    Robyn Echols w/a Zina Abbott

    1. Thanks, Robyn/Zina :-)
      Yes, life here on the ranch has taught me many "truths" -- some fun and funny, some heart-breaking!

  2. I love the sayings....very down to earth and real life. Best of success on all of your books.

    Robyn Echols w/a Zina Abbott

  3. Even though I live in the city now, the introduction took be back to my childhood growing up in a farming community. Life does teach great lessons, and the quicker you learn them, the less you have to re-walk that manure section. Doris

    1. Amen, Doris!! A friend of mine has a saying when she has to "repeat" those sticky horrible lessons -- she says, well, I guess it's just one more trip around Mt. Sinai!! But you're right...the sooner we learn anything, the better off we are. But, then-- where's the fun in that???! Thanks for stopping by :-)

  4. Great sayings! The book looks wonderful.

    1. Thanks! It was a long process, but a great "journey" and we have had some wonderful reviews along the way.

  5. I love the saying that says, "Don't ignore the bad apples...they can destroy the whole barrel is overlooked." I see this as pertinent to our coming election. Ugh.
    Your book should be wonderful. I do love such. I have a book titled Texas Tears and Texas Sunshine--Voices of Frontier Women. It's a real treasure. Great post. I do love the sayings.

    1. Hi Celia! Oooooh, I love the title of the Texas book :-) Funny how a title can reach out and grab you! I'm always drawn to titles first and then covers and then back "copy!" Yes, bad apples are everywhere these days.....I'm ready to throw them all out ;-)
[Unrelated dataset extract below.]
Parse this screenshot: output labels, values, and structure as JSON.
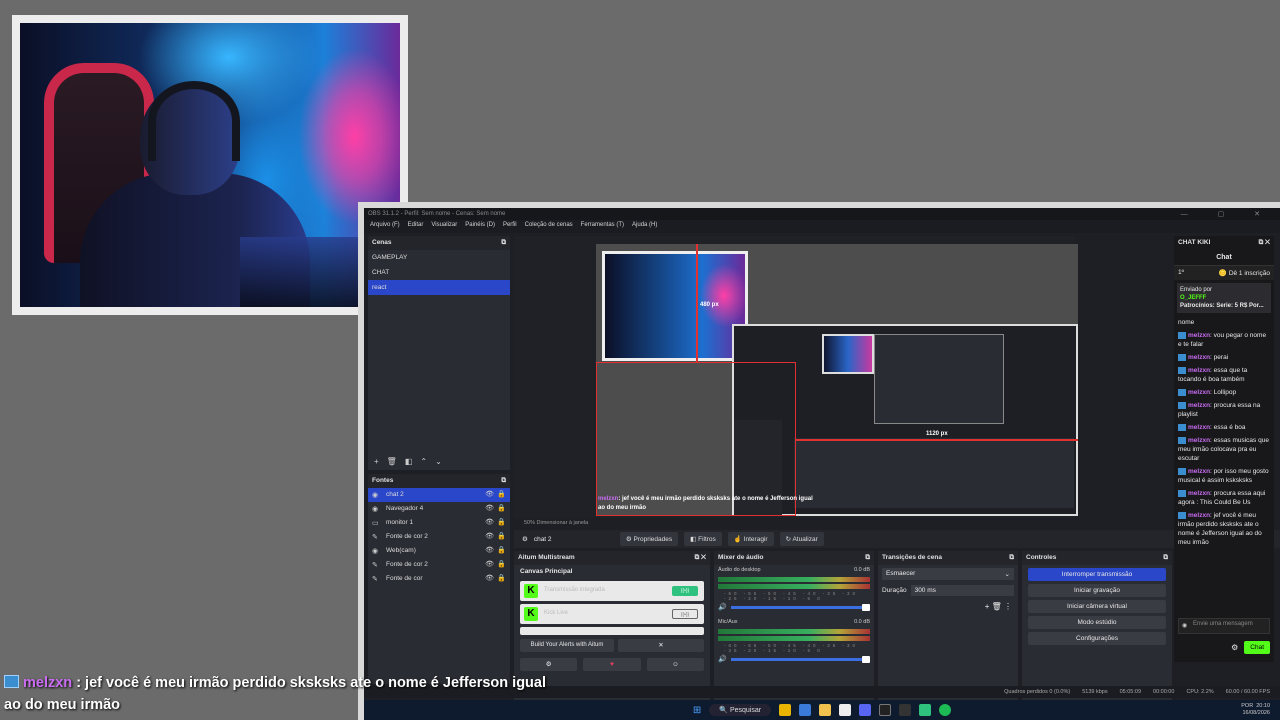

  6. Gail, great post. Each quote/saying has a huge truth behind it. I, too, grew up on a farm/ranch and heard many wisdoms over the years. Keep up the great writing!